INPUT FOR THIS TASK:
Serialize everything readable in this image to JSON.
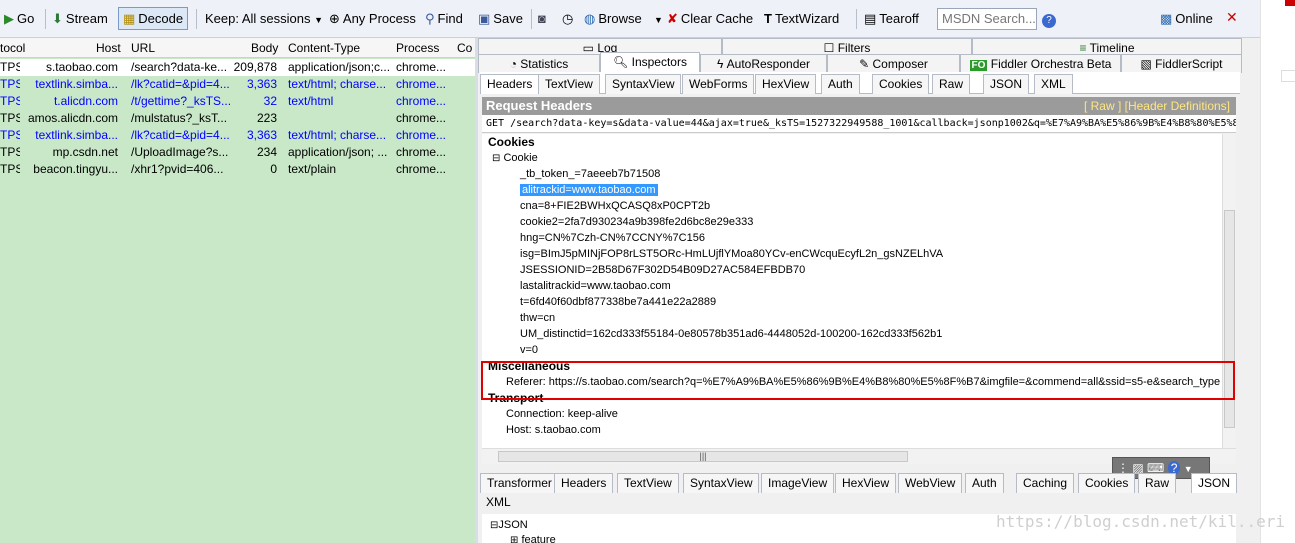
{
  "toolbar": {
    "go": "Go",
    "stream": "Stream",
    "decode": "Decode",
    "keep": "Keep: All sessions",
    "any_process": "Any Process",
    "find": "Find",
    "save": "Save",
    "browse": "Browse",
    "clear_cache": "Clear Cache",
    "textwizard": "TextWizard",
    "tearoff": "Tearoff",
    "msdn_placeholder": "MSDN Search...",
    "online": "Online"
  },
  "sessions": {
    "columns": [
      "tocol",
      "Host",
      "URL",
      "Body",
      "Content-Type",
      "Process",
      "Co"
    ],
    "rows": [
      {
        "proto": "TPS",
        "host": "s.taobao.com",
        "url": "/search?data-ke...",
        "body": "209,878",
        "ctype": "application/json;c...",
        "process": "chrome...",
        "style": "white"
      },
      {
        "proto": "TPS",
        "host": "textlink.simba...",
        "url": "/lk?catid=&pid=4...",
        "body": "3,363",
        "ctype": "text/html; charse...",
        "process": "chrome...",
        "style": "blue"
      },
      {
        "proto": "TPS",
        "host": "t.alicdn.com",
        "url": "/t/gettime?_ksTS...",
        "body": "32",
        "ctype": "text/html",
        "process": "chrome...",
        "style": "blue"
      },
      {
        "proto": "TPS",
        "host": "amos.alicdn.com",
        "url": "/mulstatus?_ksT...",
        "body": "223",
        "ctype": "",
        "process": "chrome...",
        "style": "plain"
      },
      {
        "proto": "TPS",
        "host": "textlink.simba...",
        "url": "/lk?catid=&pid=4...",
        "body": "3,363",
        "ctype": "text/html; charse...",
        "process": "chrome...",
        "style": "blue"
      },
      {
        "proto": "TPS",
        "host": "mp.csdn.net",
        "url": "/UploadImage?s...",
        "body": "234",
        "ctype": "application/json; ...",
        "process": "chrome...",
        "style": "plain"
      },
      {
        "proto": "TPS",
        "host": "beacon.tingyu...",
        "url": "/xhr1?pvid=406...",
        "body": "0",
        "ctype": "text/plain",
        "process": "chrome...",
        "style": "plain"
      }
    ]
  },
  "top_tabs": {
    "row1": [
      "Log",
      "Filters",
      "Timeline"
    ],
    "row2": [
      "Statistics",
      "Inspectors",
      "AutoResponder",
      "Composer",
      "Fiddler Orchestra Beta",
      "FiddlerScript"
    ]
  },
  "request_tabs": [
    "Headers",
    "TextView",
    "SyntaxView",
    "WebForms",
    "HexView",
    "Auth",
    "Cookies",
    "Raw",
    "JSON",
    "XML"
  ],
  "request": {
    "title": "Request Headers",
    "links": "[ Raw ]   [Header Definitions]",
    "line": "GET /search?data-key=s&data-value=44&ajax=true&_ksTS=1527322949588_1001&callback=jsonp1002&q=%E7%A9%BA%E5%86%9B%E4%B8%80%E5%8",
    "cookies_header": "Cookies",
    "cookie_node": "Cookie",
    "cookies": [
      "_tb_token_=7aeeeb7b71508",
      "alitrackid=www.taobao.com",
      "cna=8+FIE2BWHxQCASQ8xP0CPT2b",
      "cookie2=2fa7d930234a9b398fe2d6bc8e29e333",
      "hng=CN%7Czh-CN%7CCNY%7C156",
      "isg=BImJ5pMINjFOP8rLST5ORc-HmLUjflYMoa80YCv-enCWcquEcyfL2n_gsNZELhVA",
      "JSESSIONID=2B58D67F302D54B09D27AC584EFBDB70",
      "lastalitrackid=www.taobao.com",
      "t=6fd40f60dbf877338be7a441e22a2889",
      "thw=cn",
      "UM_distinctid=162cd333f55184-0e80578b351ad6-4448052d-100200-162cd333f562b1",
      "v=0"
    ],
    "misc_header": "Miscellaneous",
    "referer": "Referer: https://s.taobao.com/search?q=%E7%A9%BA%E5%86%9B%E4%B8%80%E5%8F%B7&imgfile=&commend=all&ssid=s5-e&search_type",
    "transport_header": "Transport",
    "connection": "Connection: keep-alive",
    "host": "Host: s.taobao.com"
  },
  "response_tabs": [
    "Transformer",
    "Headers",
    "TextView",
    "SyntaxView",
    "ImageView",
    "HexView",
    "WebView",
    "Auth",
    "Caching",
    "Cookies",
    "Raw",
    "JSON",
    "XML"
  ],
  "response": {
    "json_node": "JSON",
    "feature_node": "feature"
  },
  "watermark": "https://blog.csdn.net/kil..eri"
}
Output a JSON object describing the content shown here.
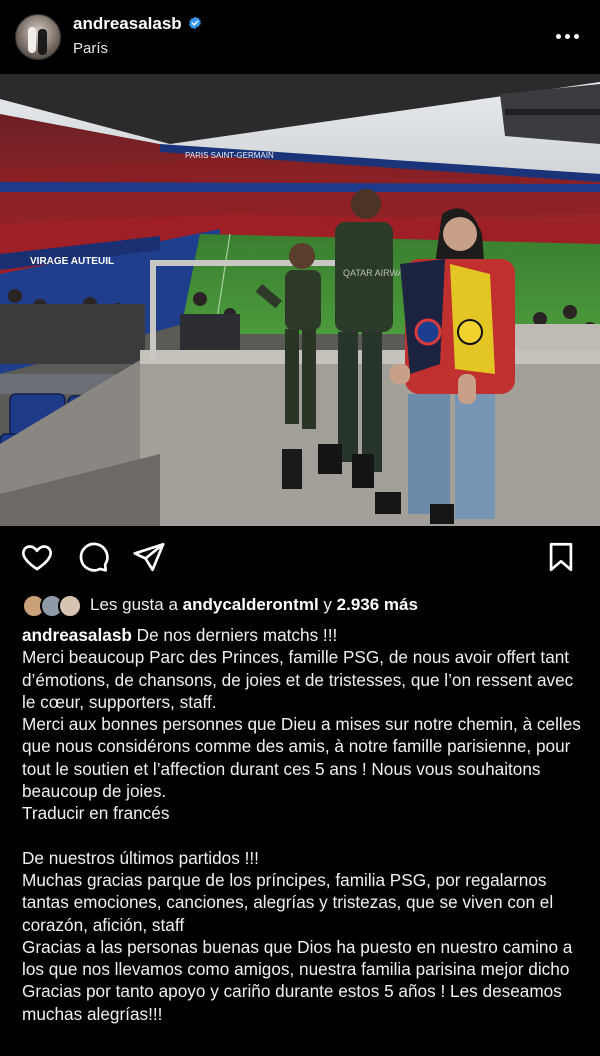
{
  "header": {
    "username": "andreasalasb",
    "location": "París",
    "more_icon": "more-horizontal-icon",
    "verified_icon": "verified-badge-icon"
  },
  "photo": {
    "banner_text": "PARIS SAINT-GERMAIN",
    "board_text": "VIRAGE AUTEUIL",
    "shirt_text": "QATAR AIRWAYS"
  },
  "actions": {
    "like_icon": "heart-icon",
    "comment_icon": "comment-icon",
    "share_icon": "send-icon",
    "save_icon": "bookmark-icon"
  },
  "likes": {
    "prefix": "Les gusta a",
    "user": "andycalderontml",
    "connector": "y",
    "count": "2.936 más"
  },
  "caption": {
    "username": "andreasalasb",
    "first_line": "De nos derniers matchs !!!",
    "fr_paragraph_1": "Merci beaucoup Parc des Princes, famille PSG, de nous avoir offert tant d’émotions, de chansons, de joies et de tristesses, que l’on ressent avec le cœur, supporters, staff.",
    "fr_paragraph_2": "Merci aux bonnes personnes que Dieu a mises sur notre chemin, à celles que nous considérons comme des amis, à notre famille parisienne, pour tout le soutien et l’affection durant ces 5 ans ! Nous vous souhaitons beaucoup de joies.",
    "translate_link": "Traducir en francés",
    "es_line_1": "De nuestros últimos partidos !!!",
    "es_paragraph_1": "Muchas gracias parque de los príncipes, familia PSG, por regalarnos tantas emociones, canciones, alegrías y tristezas, que se viven con el corazón, afición, staff",
    "es_paragraph_2": "Gracias a las personas buenas que Dios ha puesto en nuestro camino a los que nos llevamos como amigos, nuestra familia parisina mejor dicho Gracias por tanto apoyo y cariño durante estos 5 años ! Les deseamos muchas alegrías!!!"
  },
  "colors": {
    "background": "#000000",
    "text": "#f5f5f5",
    "verified": "#3897f0",
    "pitch": "#3f8a34",
    "stands_red": "#b0262a",
    "seats_blue": "#1f3f8c"
  }
}
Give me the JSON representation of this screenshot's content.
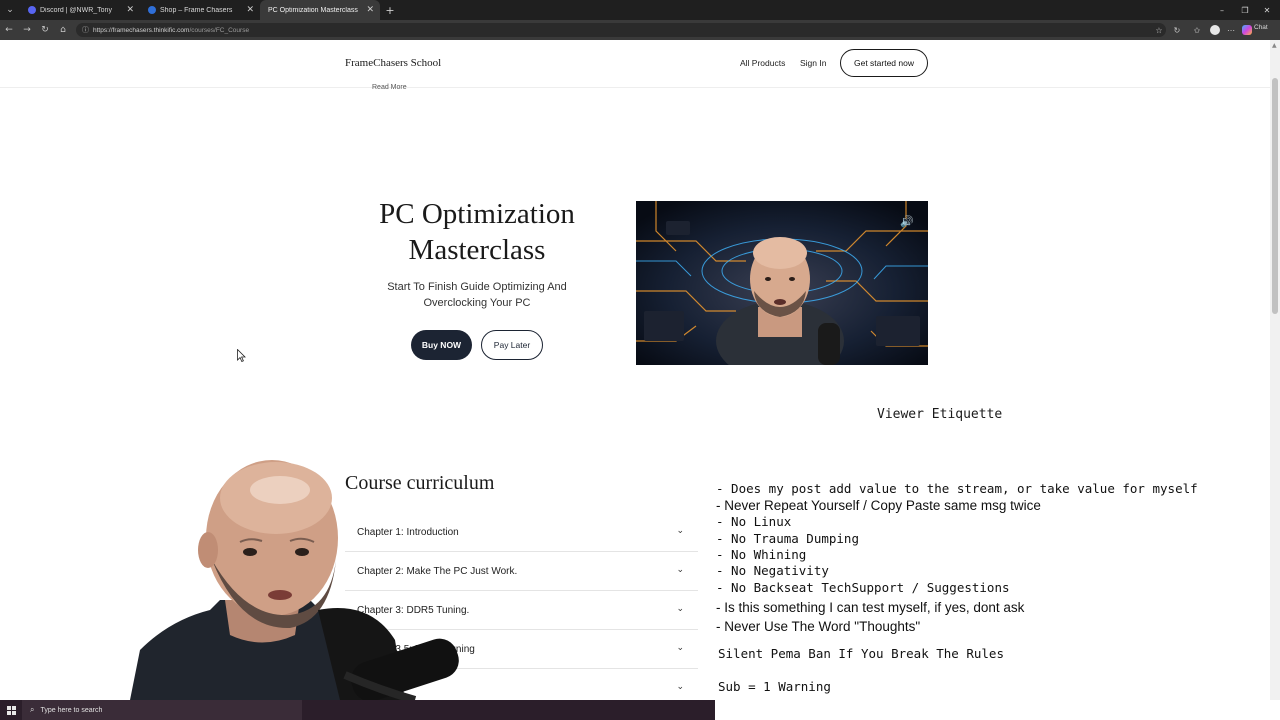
{
  "browser": {
    "tabs": [
      {
        "title": "Discord | @NWR_Tony",
        "favicon_color": "#5865f2",
        "active": false
      },
      {
        "title": "Shop – Frame Chasers",
        "favicon_color": "#2f6fd8",
        "active": false
      },
      {
        "title": "PC Optimization Masterclass",
        "favicon_color": "",
        "active": true
      }
    ],
    "url_host": "https://framechasers.thinkific.com",
    "url_path": "/courses/FC_Course",
    "chat_label": "Chat"
  },
  "site": {
    "brand": "FrameChasers School",
    "nav": {
      "all_products": "All Products",
      "sign_in": "Sign In",
      "cta": "Get started now"
    },
    "read_more": "Read More"
  },
  "hero": {
    "title_line1": "PC Optimization",
    "title_line2": "Masterclass",
    "subtitle_line1": "Start To Finish Guide Optimizing And",
    "subtitle_line2": "Overclocking Your PC",
    "buy_label": "Buy NOW",
    "pay_later_label": "Pay Later"
  },
  "curriculum": {
    "title": "Course curriculum",
    "chapters": [
      "Chapter 1: Introduction",
      "Chapter 2: Make The PC Just Work.",
      "Chapter 3: DDR5 Tuning.",
      "Chapter 3.5: DDR4 Tuning",
      ""
    ]
  },
  "overlay": {
    "title": "Viewer Etiquette",
    "rules": [
      "- Does my post add value to the stream, or take value for myself",
      "- Never Repeat Yourself / Copy Paste same msg twice",
      "- No Linux",
      "- No Trauma Dumping",
      "- No Whining",
      "- No Negativity",
      "- No Backseat TechSupport / Suggestions",
      "- Is this something I can test myself, if yes, dont ask",
      "- Never Use The Word \"Thoughts\""
    ],
    "ban_line": "Silent Pema Ban If You Break The Rules",
    "sub_line": "Sub = 1 Warning"
  },
  "taskbar": {
    "search_placeholder": "Type here to search"
  }
}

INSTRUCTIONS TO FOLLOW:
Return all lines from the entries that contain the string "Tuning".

WRITTEN RESPONSE:
      "Chapter 3: DDR5 Tuning.",
      "Chapter 3.5: DDR4 Tuning",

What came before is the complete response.